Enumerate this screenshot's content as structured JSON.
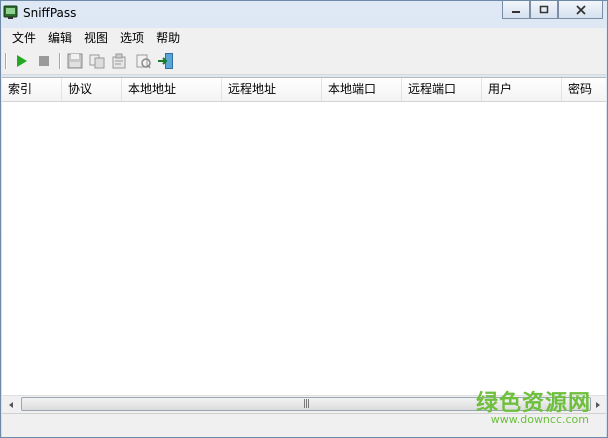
{
  "window": {
    "title": "SniffPass"
  },
  "menu": [
    "文件",
    "编辑",
    "视图",
    "选项",
    "帮助"
  ],
  "toolbar": {
    "icons": [
      "start-capture-icon",
      "stop-capture-icon",
      "save-icon",
      "copy-icon",
      "properties-icon",
      "html-report-icon",
      "exit-icon"
    ]
  },
  "columns": [
    "索引",
    "协议",
    "本地地址",
    "远程地址",
    "本地端口",
    "远程端口",
    "用户",
    "密码"
  ],
  "rows": [],
  "watermark": {
    "text": "绿色资源网",
    "url": "www.downcc.com"
  }
}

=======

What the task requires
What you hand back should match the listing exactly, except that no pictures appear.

Answer to this problem
Enumerate this screenshot's content as structured JSON.
{
  "window": {
    "title": "SniffPass"
  },
  "menu": [
    "文件",
    "编辑",
    "视图",
    "选项",
    "帮助"
  ],
  "toolbar": {
    "icons": [
      "start-capture-icon",
      "stop-capture-icon",
      "save-icon",
      "copy-icon",
      "properties-icon",
      "html-report-icon",
      "exit-icon"
    ]
  },
  "columns": [
    "索引",
    "协议",
    "本地地址",
    "远程地址",
    "本地端口",
    "远程端口",
    "用户",
    "密码"
  ],
  "rows": [],
  "watermark": {
    "text": "绿色资源网",
    "url": "www.downcc.com"
  }
}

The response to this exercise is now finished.